In addition, the Commission has called for further efforts to ensure a smooth rollout of the new EU Digital COVID Certificat, to be operational by 1 July across the EU. Brussels wants authorities in member states to start issuing the certificates already before that date, allowing the document holders to use it immediately. As of 1 June, the EU-run gateway holding the keys to the certificate is operational, the Commission said.
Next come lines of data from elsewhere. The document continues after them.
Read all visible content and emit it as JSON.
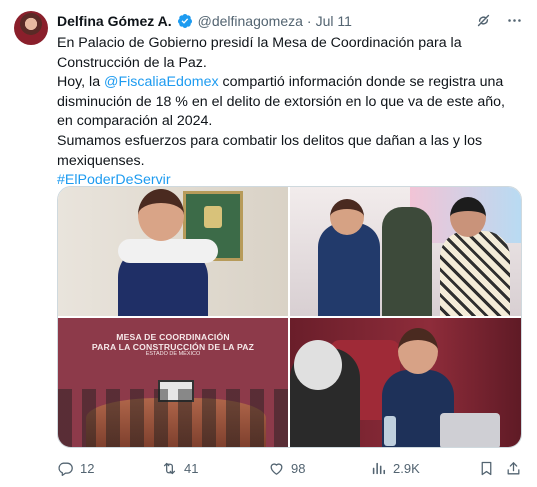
{
  "author": {
    "display_name": "Delfina Gómez A.",
    "handle": "@delfinagomeza",
    "separator": "·",
    "date": "Jul 11"
  },
  "icons": {
    "verified": "verified-badge-icon",
    "grok": "grok-icon",
    "more": "more-icon",
    "reply": "reply-icon",
    "repost": "repost-icon",
    "like": "heart-icon",
    "views": "views-icon",
    "bookmark": "bookmark-icon",
    "share": "share-icon"
  },
  "colors": {
    "link": "#1d9bf0",
    "verified": "#1d9bf0",
    "text": "#0f1419",
    "muted": "#536471"
  },
  "tweet": {
    "line1": "En Palacio de Gobierno presidí la Mesa de Coordinación para la Construcción de la Paz.",
    "line2_pre": "Hoy, la ",
    "line2_mention": "@FiscaliaEdomex",
    "line2_post": " compartió información donde se registra una disminución de 18 % en el delito de extorsión en lo que va de este año, en comparación al 2024.",
    "line3": "Sumamos esfuerzos para combatir los delitos que dañan a las y los mexiquenses.",
    "hashtag": "#ElPoderDeServir"
  },
  "media": {
    "photo3_banner_line1": "MESA DE COORDINACIÓN",
    "photo3_banner_line2": "PARA LA CONSTRUCCIÓN DE LA PAZ",
    "photo3_banner_sub": "ESTADO DE MÉXICO"
  },
  "actions": {
    "replies": "12",
    "reposts": "41",
    "likes": "98",
    "views": "2.9K"
  }
}
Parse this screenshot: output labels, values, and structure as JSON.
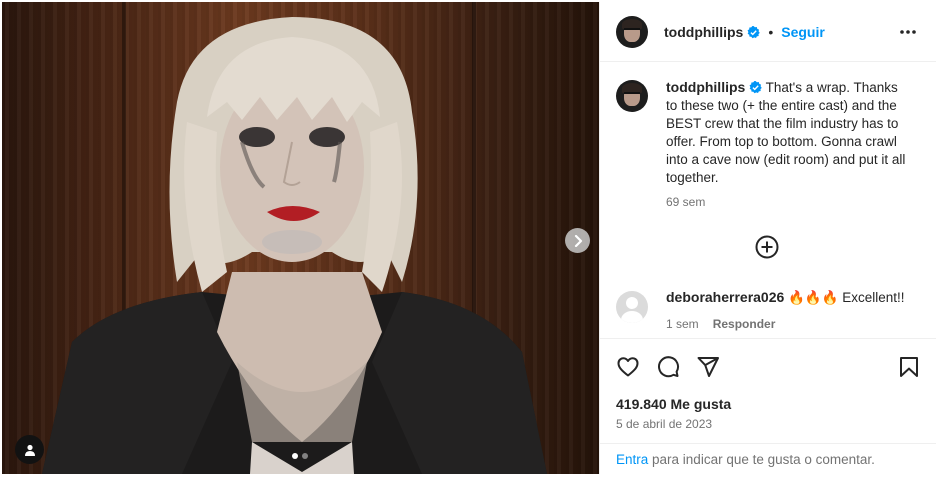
{
  "post": {
    "author": "toddphillips",
    "follow_label": "Seguir",
    "separator": "•",
    "caption": "That's a wrap. Thanks to these two (+ the entire cast) and the BEST crew that the film industry has to offer. From top to bottom. Gonna crawl into a cave now (edit room) and put it all together.",
    "caption_time": "69 sem",
    "likes": "419.840 Me gusta",
    "date": "5 de abril de 2023",
    "carousel_total": 2,
    "carousel_current": 1
  },
  "comment": {
    "author": "deboraherrera026",
    "text": "🔥🔥🔥 Excellent!!",
    "time": "1 sem",
    "reply_label": "Responder"
  },
  "login_prompt": {
    "link": "Entra",
    "text": " para indicar que te gusta o comentar."
  },
  "icons": {
    "more": "more-options-icon",
    "verified": "verified-badge-icon",
    "like": "heart-icon",
    "comment": "comment-icon",
    "share": "paper-plane-icon",
    "save": "bookmark-icon",
    "add": "add-circle-icon",
    "next": "chevron-right-icon",
    "tag": "user-tag-icon"
  },
  "colors": {
    "link": "#0095f6",
    "verified": "#0095f6",
    "muted": "#737373"
  }
}
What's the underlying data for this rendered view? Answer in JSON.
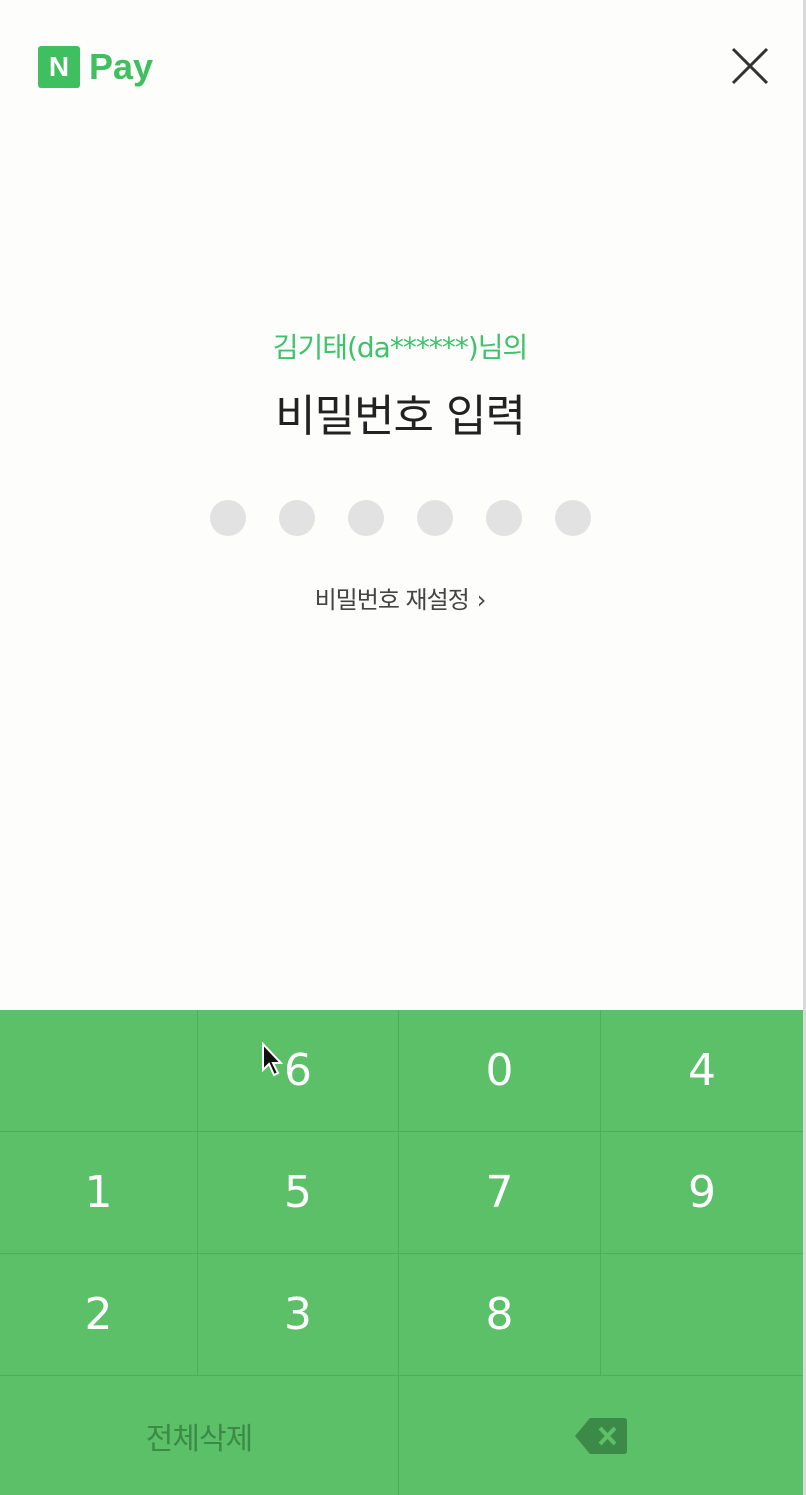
{
  "header": {
    "logo_letter": "N",
    "logo_text": "Pay",
    "close_icon": "close-icon"
  },
  "prompt": {
    "subtitle": "김기태(da******)님의",
    "title": "비밀번호 입력"
  },
  "pin": {
    "length": 6,
    "filled": 0
  },
  "reset_link": {
    "label": "비밀번호 재설정",
    "chevron": "›"
  },
  "keypad": {
    "rows": [
      [
        "",
        "6",
        "0",
        "4"
      ],
      [
        "1",
        "5",
        "7",
        "9"
      ],
      [
        "2",
        "3",
        "8",
        ""
      ]
    ],
    "clear_label": "전체삭제",
    "backspace_icon": "backspace-icon"
  },
  "colors": {
    "brand_green": "#3fbf5f",
    "keypad_green": "#5bc067",
    "dot_empty": "#e1e2e1"
  }
}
On 20 May 2021, the European Parliament and the Council reached agreement to establish a common EU-wide certificate to facilitate free movement within the EU. However, the project still needs to be formally adopted and enacted by member states. Also in May, the Council amended the recommendation on non-essential travel to the EU, easing restrictions on non-essential travel to the EU, in particular for vaccinated third-country nationals. The threshold for new infections used to determine the list of non-EU countries from where non-essential travel should be permitted was also amended.